Payrolls in December grew by 145,000, with private sector payrolls growing by 139,000. The service-sector gained 140,000 jobs, while goods-producing industries saw a drop of 1,000 workers, marked by a 12,000 decline in manufacturing employment.

The unemployment rate held at 3.5 percent. The labor force grew by 209,000, and the labor force participation rate held at 63.2 percent.

Average hourly earnings increased by 3 cents, a 2.9 percent increase over the year. Average hourly earnings for production and non-supervisory workers increased by 2 cents, for a 3.03 percent gain over the year.

By educational attainment, unemployment declined or was unchanged. Unemployment declined by 0.1 percentage points for both workers with less than a high-school diploma and those with a bachelor’s degree or higher, while unemployment declined by 0.2 percentage points for workers with some college or an associate degree. By race, unemployment increased by 0.3 percent for African Americans and declined by 0.1 percent for Asians.

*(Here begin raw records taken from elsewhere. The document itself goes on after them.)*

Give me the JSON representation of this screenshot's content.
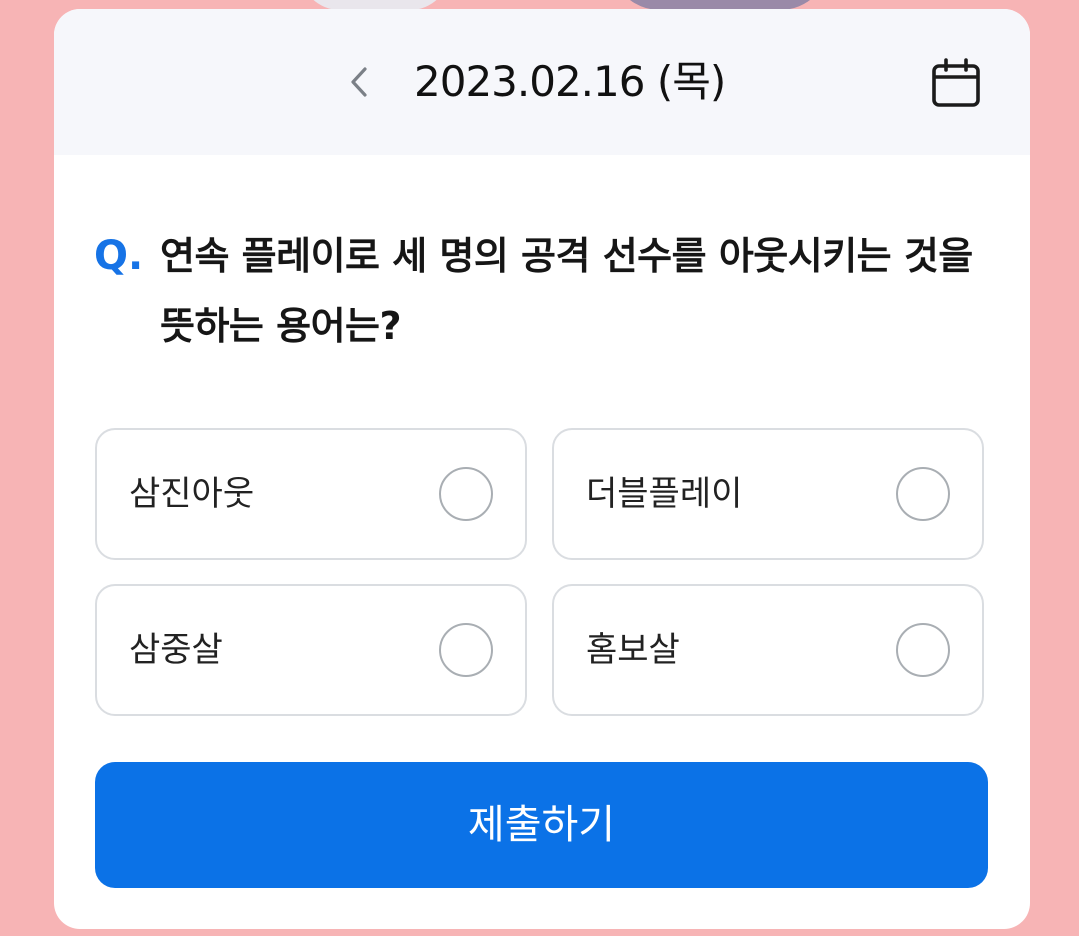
{
  "header": {
    "date_text": "2023.02.16 (목)",
    "prev_icon": "chevron-left-icon",
    "calendar_icon": "calendar-icon"
  },
  "question": {
    "prefix": "Q.",
    "text": "연속 플레이로 세 명의 공격 선수를 아웃시키는 것을 뜻하는 용어는?"
  },
  "options": [
    {
      "label": "삼진아웃",
      "selected": false
    },
    {
      "label": "더블플레이",
      "selected": false
    },
    {
      "label": "삼중살",
      "selected": false
    },
    {
      "label": "홈보살",
      "selected": false
    }
  ],
  "submit": {
    "label": "제출하기"
  },
  "colors": {
    "background": "#f7b4b5",
    "card": "#ffffff",
    "header": "#f6f7fb",
    "accent": "#0b72e7",
    "question_mark": "#1673e6"
  }
}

Data junkies here’s your fix: The December U-6 (the broadest measure of unemployment) decreased to 6.7 percent, reflecting declines in the contribution of discouraged workers and a decline in workers marginally attached to the work force.  

The December jobs report was a bit softer than expectations, with manufacturing employment returning to negative territory and a particular disappointment on earnings, but it is still a reflection of a labor market that is essentially healthy and strong.